FOUR. MORE. WINS. AS WE inch closer to the World Series, remember that saying. Tattoo that in your brain like Carlos Correa’s sleeve. The Houston Astros need only four wins to take home the World Series trophy.
This is a team that has been to the American League Championship Series five times in a row. They now have three World Series berths in those five seasons. This is a baseball dynasty, no question.
But last week, it felt like it was almost about to slip away. Astros fans were feeling nervous. The Boston Red Sox had taken a 2-1 lead after hitting three grand slams in two games, a feat that’s never been done before in playoff history.
Houston took a deep breath, splashed water on their face and came back to win three games in a row, two of those in Boston.
Now the only “feat” the Red Sox will be doing is warming “feet” as it gets colder in New England.
How did the Astros get here?
Here’s the deal, the Astros are built for the playoffs. This isn’t your late 1990s - early 2000s team, this is the Houston dynasty Astros.
There hasn’t been a more resilient team in baseball for decades and they have arguably some of the best depth in pitching and hitting.
Over the past two seasons, the Astros have fought through major injuries (Justin Verlander has only pitched six innings since 2020), played through a pandemic, lost their General Manager (Jeff Luhnow) and Manager (AJ Hinch) and had to endure booing fans and biased media types.
The numbers are there, they have been one of the best teams statistically over the past five seasons. But something that can’t be added to a spreadsheet is the closeness and belief this team shares. A lot of credit is due to Astros manager Dusty Baker, who has come in and guided this team to the top.
I spoke with Astros catcher Martín Maldonado, who told me about the family aspect of this team.
“This team is very special, and we are a family, we love each other,” Maldonado said.
The love this team shares can be seen on TV, at games, and in pictures. You can see the level of care the entire team has for one another.
Astros reliever Ryne Stanek, who joined the team this offseason, expanded on this in a telephone call.
“This is an incredibly tight knit group,” he said. “It meant so much that the biggest names were also the ones that came up to me first in camp and were like you’re going to be a big part of what we’re trying to do this year, so be ready.”
This closeness leads to a monolithic bond that allows them to pick each other up and aim for the highest baseball prize, a World Series trophy.
The relational aspect of the team is important, but the statistics stand out and have all season. During the regular season, the Astros were at the top in hitting, pitching and defense.
On the hitting side, the offense led the American League in runs and hits, while the pitching staff ranked fourth in the AL in ERA and allowed the third-fewest runs. Defensively, the ‘Stros had the best fielding percentage in baseball.
Those stats are good and Astros’ ace Lance McCullers Jr. agrees. He told me that’s what makes this team special
“It is our ability to win at every facet of the game.
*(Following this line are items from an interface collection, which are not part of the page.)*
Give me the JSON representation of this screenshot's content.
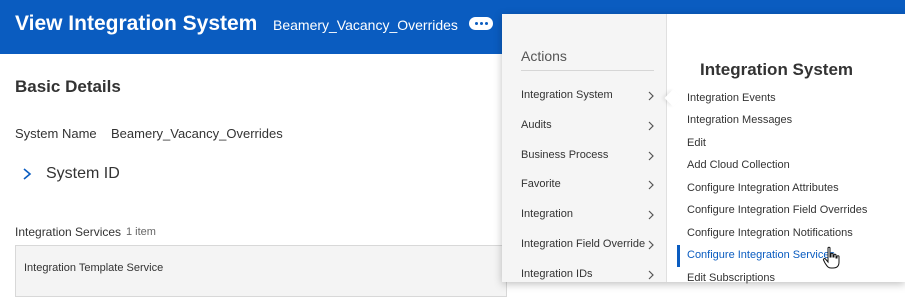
{
  "header": {
    "title": "View Integration System",
    "subtitle": "Beamery_Vacancy_Overrides",
    "more_icon": "more-dots-icon",
    "background": "#0a5cc0"
  },
  "basic_details": {
    "section_title": "Basic Details",
    "system_name_label": "System Name",
    "system_name_value": "Beamery_Vacancy_Overrides",
    "system_id_label": "System ID",
    "services_label": "Integration Services",
    "services_count": "1 item",
    "table_first_cell": "Integration Template Service"
  },
  "actions_menu": {
    "title": "Actions",
    "categories": [
      {
        "label": "Integration System"
      },
      {
        "label": "Audits"
      },
      {
        "label": "Business Process"
      },
      {
        "label": "Favorite"
      },
      {
        "label": "Integration"
      },
      {
        "label": "Integration Field Override"
      },
      {
        "label": "Integration IDs"
      }
    ],
    "submenu": {
      "title": "Integration System",
      "items": [
        {
          "label": "Integration Events"
        },
        {
          "label": "Integration Messages"
        },
        {
          "label": "Edit"
        },
        {
          "label": "Add Cloud Collection"
        },
        {
          "label": "Configure Integration Attributes"
        },
        {
          "label": "Configure Integration Field Overrides"
        },
        {
          "label": "Configure Integration Notifications"
        },
        {
          "label": "Configure Integration Services"
        },
        {
          "label": "Edit Subscriptions"
        }
      ],
      "active_item": "Configure Integration Services"
    }
  },
  "colors": {
    "accent": "#0a5cc0",
    "menu_left_bg": "#f5f5f5"
  }
}
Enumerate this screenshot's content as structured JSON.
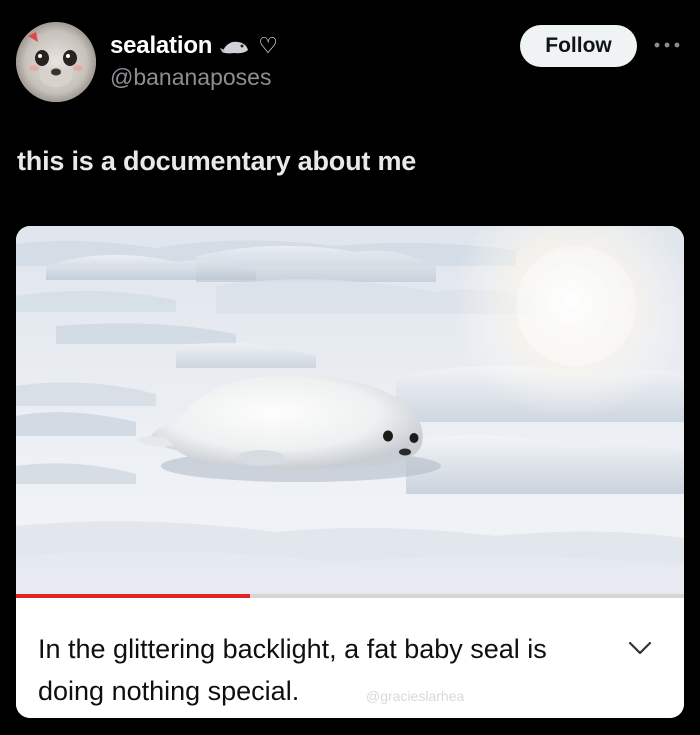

We can win on the offensive side via 1-9 hitters and any starting pitcher that goes out there will compete,” he said.
“Other teams rely on a few players, for us, it can be everybody that makes us tough to beat,” he said.
Can the Astros win it all?
According to FanGraphs Baseball, the Astros have the best chance to win the World Series at 52.9% as of Oct. 23. This means absolutely nothing, but it does show that in a computer simulation the Astros finish as the winners.
Outside of a computer simulation, the Astros are still the team to beat the Atlanta Braves. And bringing another trophy to Houston is something players want for the city.
“This city has had our backs since day one. It’ll mean the world for us to pay them back with another championship,” shortstop Carlos Correa said. “The support and love we’ve received from them doesn’t go unnoticed, so we really want to finish the job for them.”
Players notice the love the Astros fans have for the team, and their unwavering support. The Astros winning a second World Championship would forever cement this team as one of the greatest in any sport to play for this city.
They would be in the same conversation as the mid-90’s championship Rockets, but regardless of the outcome, their resiliency will forever define them and give fans the ability to call them what they truly are: a dynasty.